START Material for the task

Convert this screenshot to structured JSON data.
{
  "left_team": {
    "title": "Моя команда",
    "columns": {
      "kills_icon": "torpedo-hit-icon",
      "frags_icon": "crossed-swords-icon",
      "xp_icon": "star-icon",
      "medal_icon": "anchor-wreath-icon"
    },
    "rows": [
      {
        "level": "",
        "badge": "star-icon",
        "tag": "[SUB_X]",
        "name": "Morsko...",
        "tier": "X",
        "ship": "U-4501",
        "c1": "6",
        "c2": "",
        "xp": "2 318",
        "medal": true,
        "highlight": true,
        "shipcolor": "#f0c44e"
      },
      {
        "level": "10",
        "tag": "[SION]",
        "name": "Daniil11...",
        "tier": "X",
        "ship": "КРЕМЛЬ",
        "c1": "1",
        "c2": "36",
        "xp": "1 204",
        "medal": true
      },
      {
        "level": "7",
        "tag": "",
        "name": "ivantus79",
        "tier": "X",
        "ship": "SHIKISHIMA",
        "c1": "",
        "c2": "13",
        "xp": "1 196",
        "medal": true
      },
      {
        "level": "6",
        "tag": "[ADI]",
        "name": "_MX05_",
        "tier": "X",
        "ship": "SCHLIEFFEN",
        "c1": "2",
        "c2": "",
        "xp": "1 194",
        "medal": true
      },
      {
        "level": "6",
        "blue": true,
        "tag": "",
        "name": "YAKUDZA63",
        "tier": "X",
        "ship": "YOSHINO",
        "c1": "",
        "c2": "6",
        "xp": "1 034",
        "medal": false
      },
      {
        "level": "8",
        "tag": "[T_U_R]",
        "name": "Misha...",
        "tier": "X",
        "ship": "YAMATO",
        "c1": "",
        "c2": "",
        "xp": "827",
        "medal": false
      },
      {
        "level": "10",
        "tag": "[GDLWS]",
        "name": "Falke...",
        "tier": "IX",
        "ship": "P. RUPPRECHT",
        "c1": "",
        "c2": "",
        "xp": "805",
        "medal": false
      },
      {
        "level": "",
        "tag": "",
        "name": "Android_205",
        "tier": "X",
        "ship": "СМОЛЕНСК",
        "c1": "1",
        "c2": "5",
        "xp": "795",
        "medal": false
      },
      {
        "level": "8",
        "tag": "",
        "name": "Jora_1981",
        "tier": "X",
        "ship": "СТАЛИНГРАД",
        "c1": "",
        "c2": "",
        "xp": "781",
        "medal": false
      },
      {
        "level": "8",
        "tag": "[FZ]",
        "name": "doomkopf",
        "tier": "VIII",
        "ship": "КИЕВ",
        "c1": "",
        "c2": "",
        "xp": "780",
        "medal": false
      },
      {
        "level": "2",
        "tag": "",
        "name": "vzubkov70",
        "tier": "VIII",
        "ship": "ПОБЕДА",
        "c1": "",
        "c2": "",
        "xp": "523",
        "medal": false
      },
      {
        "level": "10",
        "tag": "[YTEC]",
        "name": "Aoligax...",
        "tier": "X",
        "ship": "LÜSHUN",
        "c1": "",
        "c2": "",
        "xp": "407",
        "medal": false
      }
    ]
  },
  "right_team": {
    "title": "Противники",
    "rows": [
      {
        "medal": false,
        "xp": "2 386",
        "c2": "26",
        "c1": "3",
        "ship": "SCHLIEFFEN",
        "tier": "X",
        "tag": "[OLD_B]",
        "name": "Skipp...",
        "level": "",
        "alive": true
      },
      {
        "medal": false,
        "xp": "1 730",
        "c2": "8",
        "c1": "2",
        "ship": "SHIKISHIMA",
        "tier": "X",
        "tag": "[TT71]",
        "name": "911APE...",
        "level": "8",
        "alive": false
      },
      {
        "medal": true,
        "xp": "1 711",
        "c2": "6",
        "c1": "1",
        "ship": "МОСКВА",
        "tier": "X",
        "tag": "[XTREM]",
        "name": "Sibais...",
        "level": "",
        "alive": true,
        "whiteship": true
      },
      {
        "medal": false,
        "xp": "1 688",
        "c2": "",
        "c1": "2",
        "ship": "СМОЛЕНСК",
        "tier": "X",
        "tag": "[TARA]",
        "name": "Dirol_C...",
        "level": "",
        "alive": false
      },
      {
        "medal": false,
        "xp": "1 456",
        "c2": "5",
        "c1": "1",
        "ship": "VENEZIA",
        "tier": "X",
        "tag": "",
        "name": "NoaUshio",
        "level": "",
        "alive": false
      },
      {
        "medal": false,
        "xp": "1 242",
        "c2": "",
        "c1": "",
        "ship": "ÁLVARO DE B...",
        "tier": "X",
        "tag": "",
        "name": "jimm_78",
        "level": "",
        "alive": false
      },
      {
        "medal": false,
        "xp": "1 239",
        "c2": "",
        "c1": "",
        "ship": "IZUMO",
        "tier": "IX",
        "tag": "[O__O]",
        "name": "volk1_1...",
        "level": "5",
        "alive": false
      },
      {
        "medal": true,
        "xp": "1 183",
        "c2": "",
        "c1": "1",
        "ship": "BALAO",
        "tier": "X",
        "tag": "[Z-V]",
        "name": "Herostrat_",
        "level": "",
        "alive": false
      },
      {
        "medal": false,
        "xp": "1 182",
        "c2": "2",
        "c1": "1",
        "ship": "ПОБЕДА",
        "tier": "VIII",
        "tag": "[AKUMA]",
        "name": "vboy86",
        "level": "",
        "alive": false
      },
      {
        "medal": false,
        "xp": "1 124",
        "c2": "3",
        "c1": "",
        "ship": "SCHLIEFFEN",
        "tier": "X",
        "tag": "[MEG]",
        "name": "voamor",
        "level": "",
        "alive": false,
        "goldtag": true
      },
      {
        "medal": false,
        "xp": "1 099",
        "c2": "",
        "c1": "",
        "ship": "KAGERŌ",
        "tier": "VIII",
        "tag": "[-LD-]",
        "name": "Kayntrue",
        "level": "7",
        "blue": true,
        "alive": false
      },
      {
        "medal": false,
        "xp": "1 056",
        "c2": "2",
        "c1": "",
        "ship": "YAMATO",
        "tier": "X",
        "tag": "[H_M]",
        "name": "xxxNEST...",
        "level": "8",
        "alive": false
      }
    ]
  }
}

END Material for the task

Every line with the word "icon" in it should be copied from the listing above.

» **Response area**:
      "kills_icon": "torpedo-hit-icon",
      "frags_icon": "crossed-swords-icon",
      "xp_icon": "star-icon",
      "medal_icon": "anchor-wreath-icon"
        "badge": "star-icon",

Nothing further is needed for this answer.